- Problem requirements: In the data that follows, count each line with the string "Дзене"; the reply is the number only.

Website and app data records:
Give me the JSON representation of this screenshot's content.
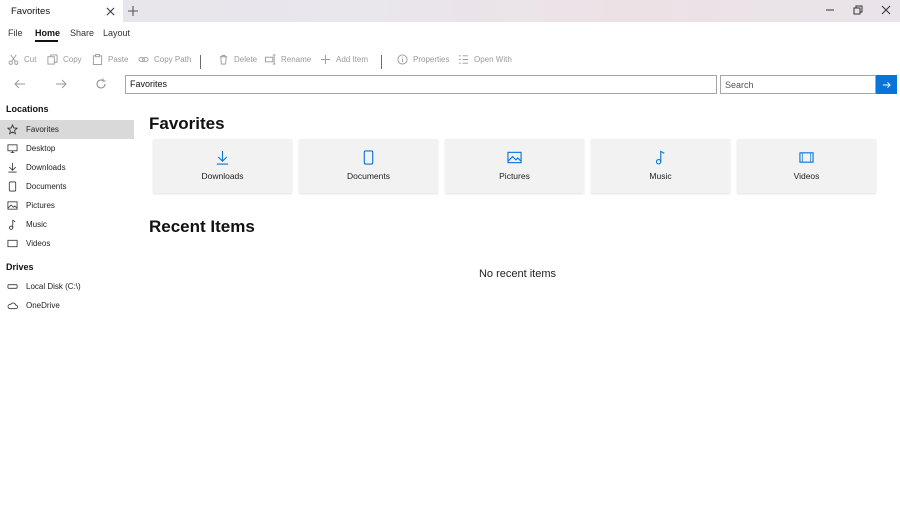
{
  "tab": {
    "title": "Favorites"
  },
  "menu": {
    "file": "File",
    "home": "Home",
    "share": "Share",
    "layout": "Layout"
  },
  "toolbar": {
    "cut": "Cut",
    "copy": "Copy",
    "paste": "Paste",
    "copy_path": "Copy Path",
    "delete": "Delete",
    "rename": "Rename",
    "add_item": "Add Item",
    "properties": "Properties",
    "open_with": "Open With"
  },
  "address": {
    "value": "Favorites"
  },
  "search": {
    "placeholder": "Search"
  },
  "sidebar": {
    "locations_heading": "Locations",
    "locations": [
      {
        "label": "Favorites",
        "icon": "star-icon"
      },
      {
        "label": "Desktop",
        "icon": "desktop-icon"
      },
      {
        "label": "Downloads",
        "icon": "download-icon"
      },
      {
        "label": "Documents",
        "icon": "document-icon"
      },
      {
        "label": "Pictures",
        "icon": "picture-icon"
      },
      {
        "label": "Music",
        "icon": "music-icon"
      },
      {
        "label": "Videos",
        "icon": "video-icon"
      }
    ],
    "drives_heading": "Drives",
    "drives": [
      {
        "label": "Local Disk (C:\\)",
        "icon": "drive-icon"
      },
      {
        "label": "OneDrive",
        "icon": "cloud-icon"
      }
    ]
  },
  "main": {
    "favorites_title": "Favorites",
    "cards": [
      {
        "label": "Downloads",
        "icon": "download-icon"
      },
      {
        "label": "Documents",
        "icon": "document-icon"
      },
      {
        "label": "Pictures",
        "icon": "picture-icon"
      },
      {
        "label": "Music",
        "icon": "music-icon"
      },
      {
        "label": "Videos",
        "icon": "video-icon"
      }
    ],
    "recent_title": "Recent Items",
    "recent_empty": "No recent items"
  },
  "colors": {
    "accent": "#0a74d9",
    "selected": "#d9d9d9",
    "card": "#f2f2f2",
    "disabled": "#9a9a9a"
  }
}
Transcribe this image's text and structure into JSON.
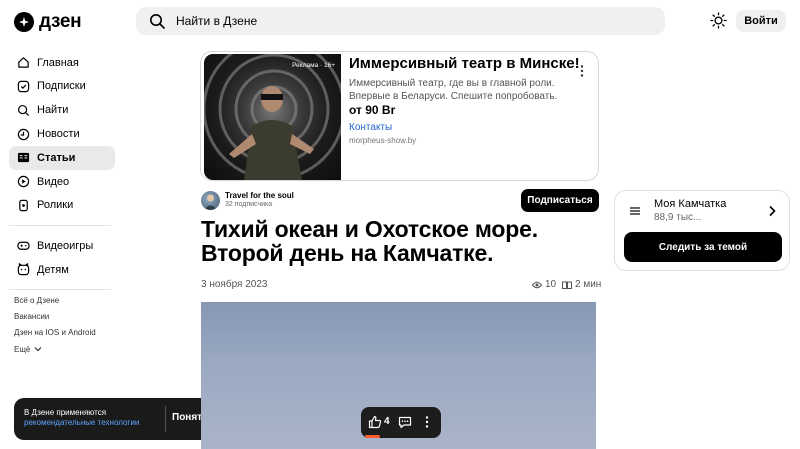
{
  "header": {
    "logo_text": "дзен",
    "search_placeholder": "Найти в Дзене",
    "login_label": "Войти"
  },
  "sidebar": {
    "items": [
      {
        "label": "Главная",
        "icon": "home-icon"
      },
      {
        "label": "Подписки",
        "icon": "subscriptions-icon"
      },
      {
        "label": "Найти",
        "icon": "search-icon"
      },
      {
        "label": "Новости",
        "icon": "news-icon"
      },
      {
        "label": "Статьи",
        "icon": "articles-icon",
        "active": true
      },
      {
        "label": "Видео",
        "icon": "video-icon"
      },
      {
        "label": "Ролики",
        "icon": "shorts-icon"
      },
      {
        "label": "Видеоигры",
        "icon": "gamepad-icon"
      },
      {
        "label": "Детям",
        "icon": "kids-icon"
      }
    ],
    "footer_links": [
      "Всё о Дзене",
      "Вакансии",
      "Дзен на IOS и Android",
      "Ещё"
    ]
  },
  "cookie_toast": {
    "text": "В Дзене применяются",
    "link": "рекомендательные технологии",
    "button": "Понятно"
  },
  "ad": {
    "badge": "Реклама · 16+",
    "title": "Иммерсивный театр в Минске!",
    "description": "Иммерсивный театр, где вы в главной роли. Впервые в Беларуси. Спешите попробовать.",
    "price": "от 90 Br",
    "link_label": "Контакты",
    "domain": "morpheus-show.by"
  },
  "author": {
    "name": "Travel for the soul",
    "subscribers": "32 подписчика",
    "subscribe_label": "Подписаться"
  },
  "article": {
    "title": "Тихий океан и Охотское море. Второй день на Камчатке.",
    "date": "3 ноября 2023",
    "views": "10",
    "read_time": "2 мин"
  },
  "actions": {
    "likes": "4"
  },
  "topic_card": {
    "name": "Моя Камчатка",
    "count": "88,9 тыс...",
    "button": "Следить за темой"
  },
  "colors": {
    "accent_orange": "#ff5b2e",
    "link_blue": "#2266cc"
  }
}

- Response below: 3